The LDS Church (or the Mormons) teaches that Joseph Smith was God's true prophet to recover the true church of Jesus Christ on earth after the other churches had adopted various forms of apostasy. Mormons uphold the teaching of both the Bible and the Book of Mormon as well as the teachings of Joseph Smith and his successors.

Expositional Teaching refers to a method of biblical instruction that aims to communicate the original intent of the author of a passage of scripture as a whole unit of thought. The expositional teacher might use stories and illustrations, and the expositional teacher might go "deep" into textual details, but the primary intent of an expositional lesson is to help the hearers learn the overall intent of a passage and how to apply it.

Topical Teaching refers to a method of biblical instruction that aims to communicate what the scripture teaches on specific topics. Frequently, the topics will be practical issues like raising children, managing money, or handling frustrations, but they may also be theological issues like understanding heaven, understanding salvation, or understanding the nature of God. Topical is not necessarily more or less biblical.

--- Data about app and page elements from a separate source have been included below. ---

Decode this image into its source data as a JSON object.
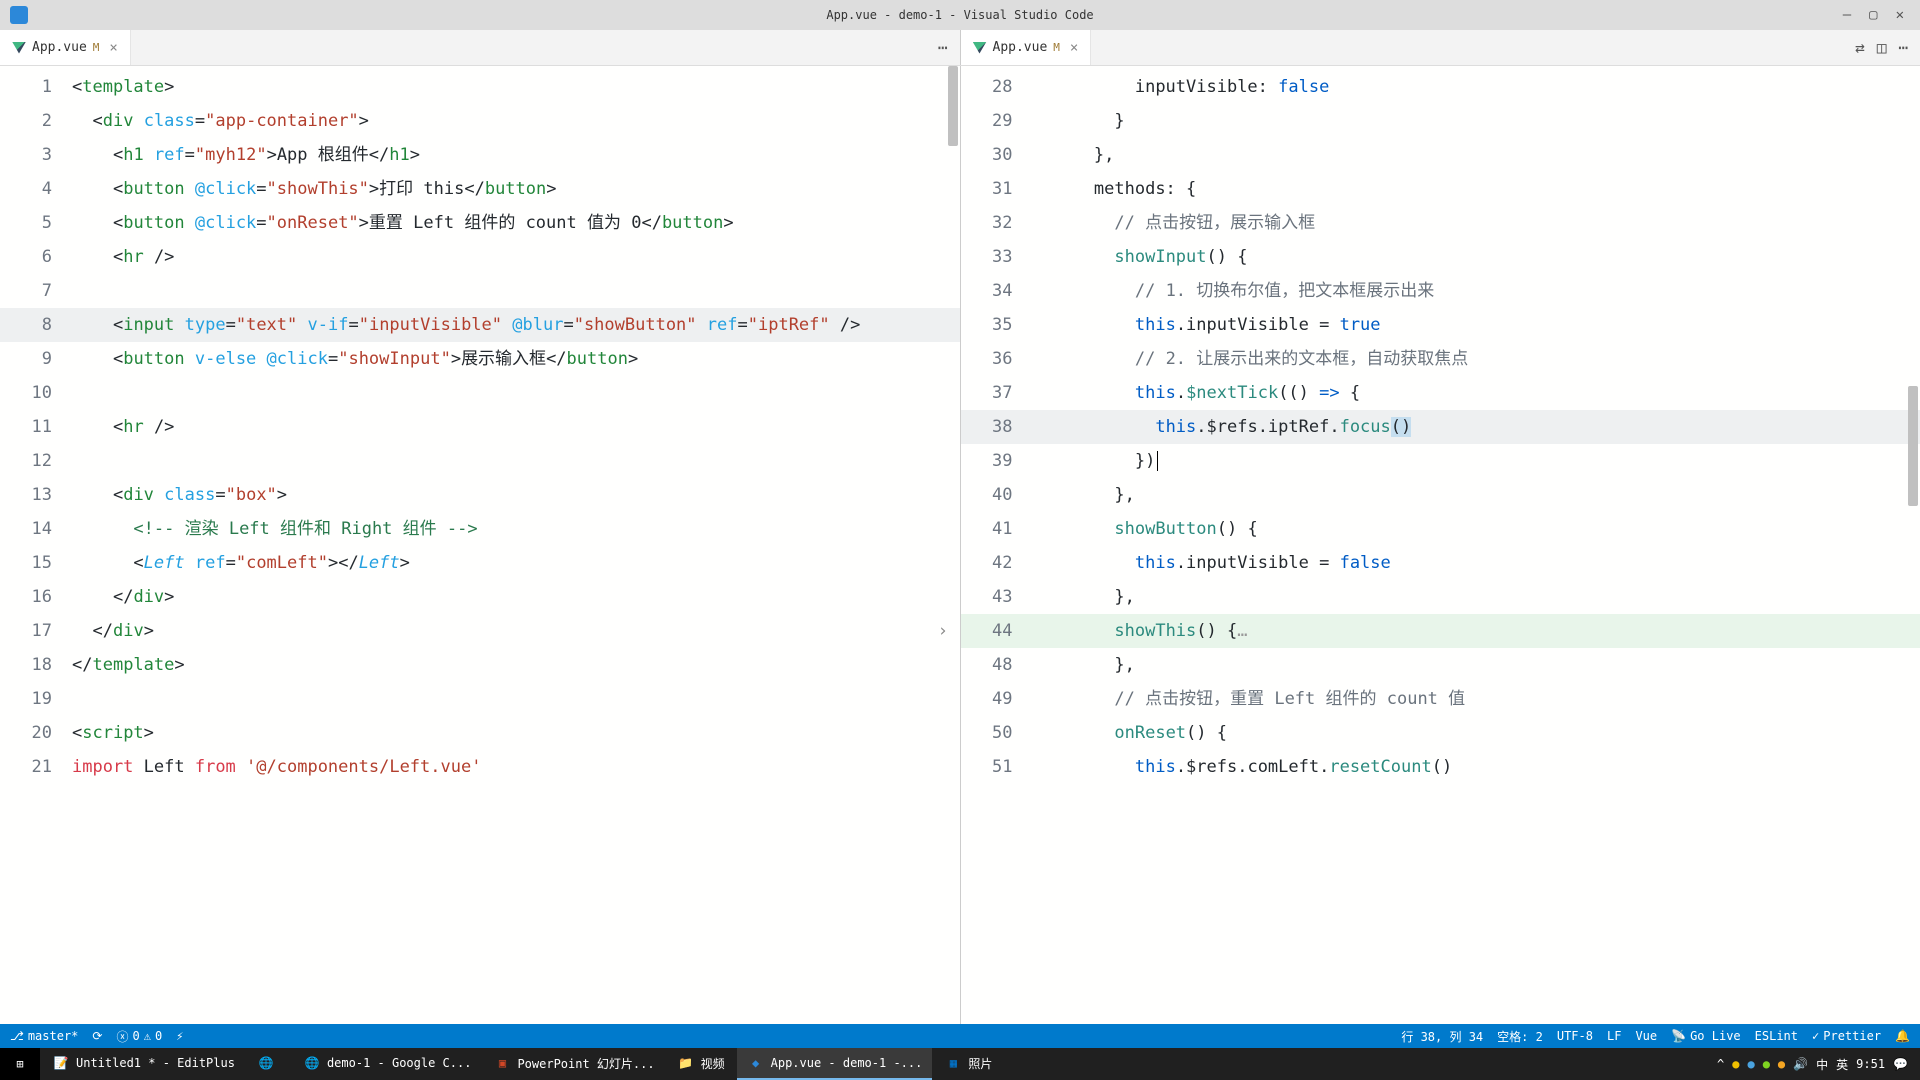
{
  "titlebar": {
    "title": "App.vue - demo-1 - Visual Studio Code"
  },
  "tabs": {
    "left": {
      "name": "App.vue",
      "modified": "M"
    },
    "right": {
      "name": "App.vue",
      "modified": "M"
    }
  },
  "statusbar": {
    "branch": "master*",
    "errors": "0",
    "warnings": "0",
    "ln_col": "行 38, 列 34",
    "spaces": "空格: 2",
    "encoding": "UTF-8",
    "eol": "LF",
    "lang": "Vue",
    "golive": "Go Live",
    "eslint": "ESLint",
    "prettier": "Prettier"
  },
  "taskbar": {
    "items": [
      "Untitled1 * - EditPlus",
      "demo-1 - Google C...",
      "PowerPoint 幻灯片...",
      "视频",
      "App.vue - demo-1 -...",
      "照片"
    ],
    "time": "9:51",
    "ime1": "中",
    "ime2": "英"
  },
  "left_code": [
    {
      "n": 1,
      "html": "<span class='punct'>&lt;</span><span class='tag'>template</span><span class='punct'>&gt;</span>"
    },
    {
      "n": 2,
      "html": "  <span class='punct'>&lt;</span><span class='tag'>div</span> <span class='attr'>class</span>=<span class='string'>\"app-container\"</span><span class='punct'>&gt;</span>"
    },
    {
      "n": 3,
      "html": "    <span class='punct'>&lt;</span><span class='tag'>h1</span> <span class='attr'>ref</span>=<span class='string'>\"myh12\"</span><span class='punct'>&gt;</span>App 根组件<span class='punct'>&lt;/</span><span class='tag'>h1</span><span class='punct'>&gt;</span>"
    },
    {
      "n": 4,
      "html": "    <span class='punct'>&lt;</span><span class='tag'>button</span> <span class='attr'>@click</span>=<span class='string'>\"showThis\"</span><span class='punct'>&gt;</span>打印 this<span class='punct'>&lt;/</span><span class='tag'>button</span><span class='punct'>&gt;</span>"
    },
    {
      "n": 5,
      "html": "    <span class='punct'>&lt;</span><span class='tag'>button</span> <span class='attr'>@click</span>=<span class='string'>\"onReset\"</span><span class='punct'>&gt;</span>重置 Left 组件的 count 值为 0<span class='punct'>&lt;/</span><span class='tag'>button</span><span class='punct'>&gt;</span>"
    },
    {
      "n": 6,
      "html": "    <span class='punct'>&lt;</span><span class='tag'>hr</span> <span class='punct'>/&gt;</span>"
    },
    {
      "n": 7,
      "html": ""
    },
    {
      "n": 8,
      "hl": true,
      "html": "    <span class='punct'>&lt;</span><span class='tag'>input</span> <span class='attr'>type</span>=<span class='string'>\"text\"</span> <span class='attr'>v-if</span>=<span class='string'>\"inputVisible\"</span> <span class='attr'>@blur</span>=<span class='string'>\"showButton\"</span> <span class='attr'>ref</span>=<span class='string'>\"iptRef\"</span> <span class='punct'>/&gt;</span>"
    },
    {
      "n": 9,
      "html": "    <span class='punct'>&lt;</span><span class='tag'>button</span> <span class='attr'>v-else</span> <span class='attr'>@click</span>=<span class='string'>\"showInput\"</span><span class='punct'>&gt;</span>展示输入框<span class='punct'>&lt;/</span><span class='tag'>button</span><span class='punct'>&gt;</span>"
    },
    {
      "n": 10,
      "html": ""
    },
    {
      "n": 11,
      "html": "    <span class='punct'>&lt;</span><span class='tag'>hr</span> <span class='punct'>/&gt;</span>"
    },
    {
      "n": 12,
      "html": ""
    },
    {
      "n": 13,
      "html": "    <span class='punct'>&lt;</span><span class='tag'>div</span> <span class='attr'>class</span>=<span class='string'>\"box\"</span><span class='punct'>&gt;</span>"
    },
    {
      "n": 14,
      "html": "      <span class='cmt'>&lt;!-- 渲染 Left 组件和 Right 组件 --&gt;</span>"
    },
    {
      "n": 15,
      "html": "      <span class='punct'>&lt;</span><span class='name'>Left</span> <span class='attr'>ref</span>=<span class='string'>\"comLeft\"</span><span class='punct'>&gt;&lt;/</span><span class='name'>Left</span><span class='punct'>&gt;</span>"
    },
    {
      "n": 16,
      "html": "    <span class='punct'>&lt;/</span><span class='tag'>div</span><span class='punct'>&gt;</span>"
    },
    {
      "n": 17,
      "html": "  <span class='punct'>&lt;/</span><span class='tag'>div</span><span class='punct'>&gt;</span>"
    },
    {
      "n": 18,
      "html": "<span class='punct'>&lt;/</span><span class='tag'>template</span><span class='punct'>&gt;</span>"
    },
    {
      "n": 19,
      "html": ""
    },
    {
      "n": 20,
      "html": "<span class='punct'>&lt;</span><span class='tag'>script</span><span class='punct'>&gt;</span>"
    },
    {
      "n": 21,
      "html": "<span class='imp'>import</span> Left <span class='imp'>from</span> <span class='string'>'@/components/Left.vue'</span>"
    }
  ],
  "right_code": [
    {
      "n": 28,
      "html": "          inputVisible: <span class='bool'>false</span>"
    },
    {
      "n": 29,
      "html": "        }"
    },
    {
      "n": 30,
      "html": "      },"
    },
    {
      "n": 31,
      "html": "      methods: {"
    },
    {
      "n": 32,
      "html": "        <span class='cmtjs'>// 点击按钮，展示输入框</span>"
    },
    {
      "n": 33,
      "html": "        <span class='func'>showInput</span>() {"
    },
    {
      "n": 34,
      "html": "          <span class='cmtjs'>// 1. 切换布尔值，把文本框展示出来</span>"
    },
    {
      "n": 35,
      "html": "          <span class='bool'>this</span>.inputVisible = <span class='bool'>true</span>"
    },
    {
      "n": 36,
      "html": "          <span class='cmtjs'>// 2. 让展示出来的文本框，自动获取焦点</span>"
    },
    {
      "n": 37,
      "html": "          <span class='bool'>this</span>.<span class='func'>$nextTick</span>(() <span class='bool'>=&gt;</span> {"
    },
    {
      "n": 38,
      "hl": true,
      "html": "            <span class='bool'>this</span>.$refs.iptRef.<span class='func'>focus</span><span class='sel'>()</span>"
    },
    {
      "n": 39,
      "cursor": true,
      "html": "          })"
    },
    {
      "n": 40,
      "html": "        },"
    },
    {
      "n": 41,
      "html": "        <span class='func'>showButton</span>() {"
    },
    {
      "n": 42,
      "html": "          <span class='bool'>this</span>.inputVisible = <span class='bool'>false</span>"
    },
    {
      "n": 43,
      "html": "        },"
    },
    {
      "n": 44,
      "hl2": true,
      "fold": true,
      "html": "        <span class='func'>showThis</span>() {<span class='fold'>…</span>"
    },
    {
      "n": 48,
      "html": "        },"
    },
    {
      "n": 49,
      "html": "        <span class='cmtjs'>// 点击按钮，重置 Left 组件的 count 值</span>"
    },
    {
      "n": 50,
      "html": "        <span class='func'>onReset</span>() {"
    },
    {
      "n": 51,
      "html": "          <span class='bool'>this</span>.$refs.comLeft.<span class='func'>resetCount</span>()"
    }
  ]
}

Verse-by-Verse Teaching refers to a method of biblical instruction that aims to address every relevant issue brought up by every individual verse in a passage of scripture. The verse-by-verse teacher might use stories and illustrations, but the primary intent of the verse-by-verse teacher is to help the hearers learn everything God intends them to know from a passage of scripture.


KJV stands for the King James Version of the Bible. KJV churches support the King James Version as the only valid English translation of the Bible.